Over in my other world, I just posted and mailed a lengthy missive offering up the store for sale. It's something I've been thinking of doing for a long time, and something that seemed imperative once I saw that second line on the EPT, but it was still hard to do. Before I was the owner of Mothersville, I was a devoted patron, and I spent many, many days of pregnancy and new motherhood sunk into the big comfy couch, talking to other moms and trying to figure out just what exactly I'd done to my life. I developed a brand new circle of friends among women brought together by their choices (and sometimes, lack of choices) in parenting. I found a compatible childbirth educator, invaluable doula and doctor recommendations, support with breastfeeding, and most importantly, a place to ask questions or just vent about the daily struggles of baby life. There were a lot of mornings when the support "group" was just Kristy and I, and her friendship and unwavering support got me through what I only now realize were some of the darkest days (and weeks, and months) of my adult life. (Which I've never properly thanked her for, but I'm sure she can read the effusive Nordic praise between the lines.)
When Kristy decided to leave the store, I didn't see how it could go on without her. She wasn't just the owner, she was the Mother of Mothersville. But when another mama bravely jumped in and put herself on the line to keep the store open, I realized that the only thing worse than Kristy leaving would be for the store to go with her. So we partnered up, U and I, and the doors stayed open. The sign went on the front. The mamas kept coming, new groups of them popping up every few months like seasonal bulbs.

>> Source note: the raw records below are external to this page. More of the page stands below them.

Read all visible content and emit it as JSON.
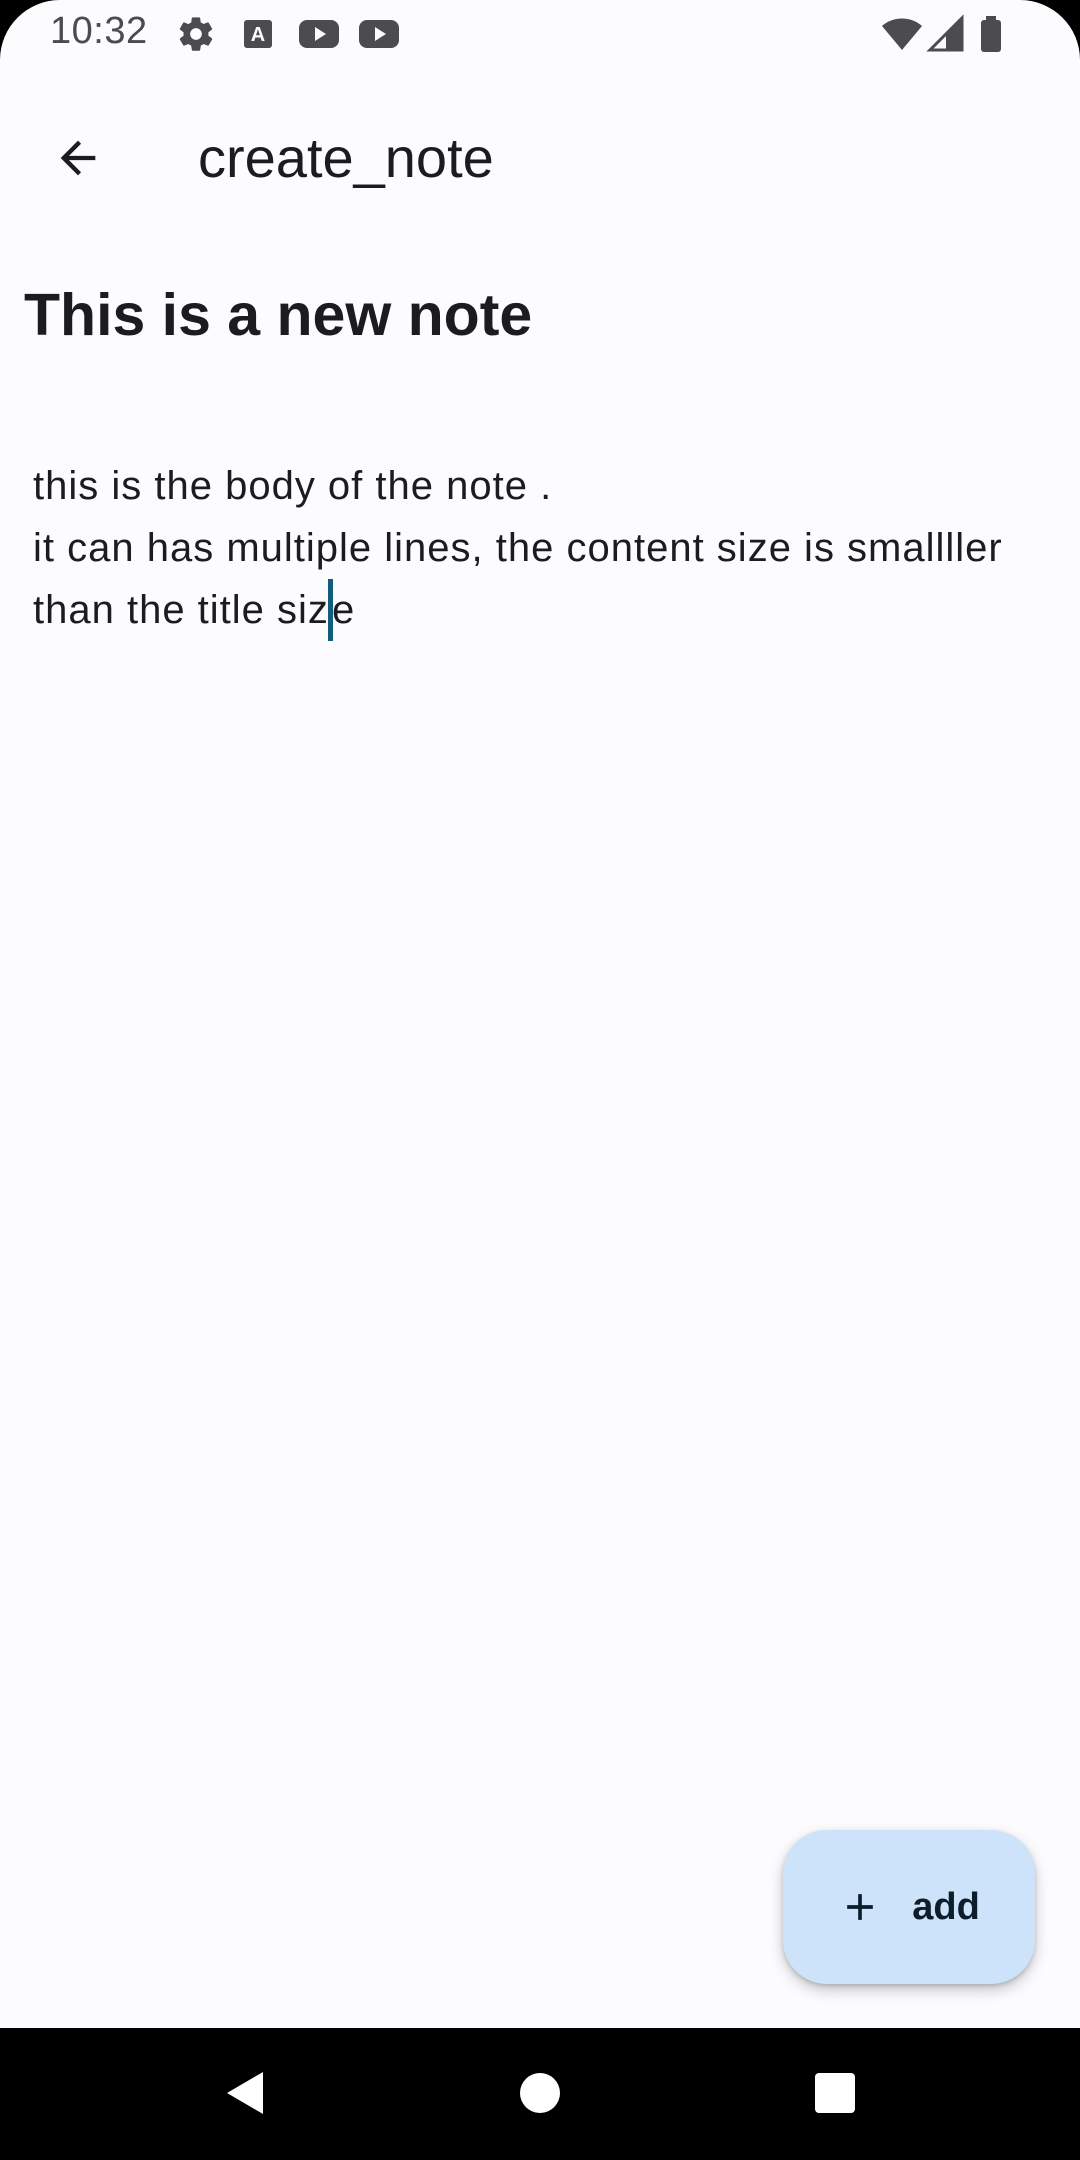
{
  "status_bar": {
    "time": "10:32",
    "icons": [
      "gear-icon",
      "text-a-icon",
      "youtube-icon",
      "youtube-icon",
      "wifi-icon",
      "signal-icon",
      "battery-icon"
    ]
  },
  "app_bar": {
    "title": "create_note",
    "back_icon": "arrow-back-icon"
  },
  "note": {
    "title": "This is a new note",
    "body_lines": [
      "this is the body of the note .",
      "it can has multiple lines, the content size is smallller"
    ],
    "last_line_before_cursor": "than the title siz",
    "last_line_after_cursor": "e"
  },
  "fab": {
    "label": "add",
    "icon": "plus-icon",
    "background": "#cde3fa"
  },
  "nav_bar": {
    "buttons": [
      "back-triangle-icon",
      "home-circle-icon",
      "recents-square-icon"
    ]
  },
  "colors": {
    "background": "#fcfbfe",
    "text": "#1c1b1f",
    "cursor": "#0f5e7c"
  }
}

When U decided to leave our partnership last winter, I was again uncertain about the future of Mothersville, but I felt more determined than ever to keep providing this resource to the mamas of Memphis, or at least the 5% of them who needed us. I've learned a lot in the last two years, learning that has translated into better sales and lower losses, and I know that if I could hang around longer I'd learn even more. But I can't. I'm at a crossroads where I either need to make a huge plunge or gather up my marbles and go home. And I don't have any more marbles to spare. Thanks to my corporate lay-off four months into motherhood, our family income is 40% less than it was 1.5 kids ago. So it's time. I've put in what I can and now it's up to the next mama, or hopefully mamas, to take the reins. It's been an unconventional business model to this point, but it pretty accurately represents the constant hustling and shuffling most new moms have to do. Doing what works as long as you can, and then figuring out the next thing.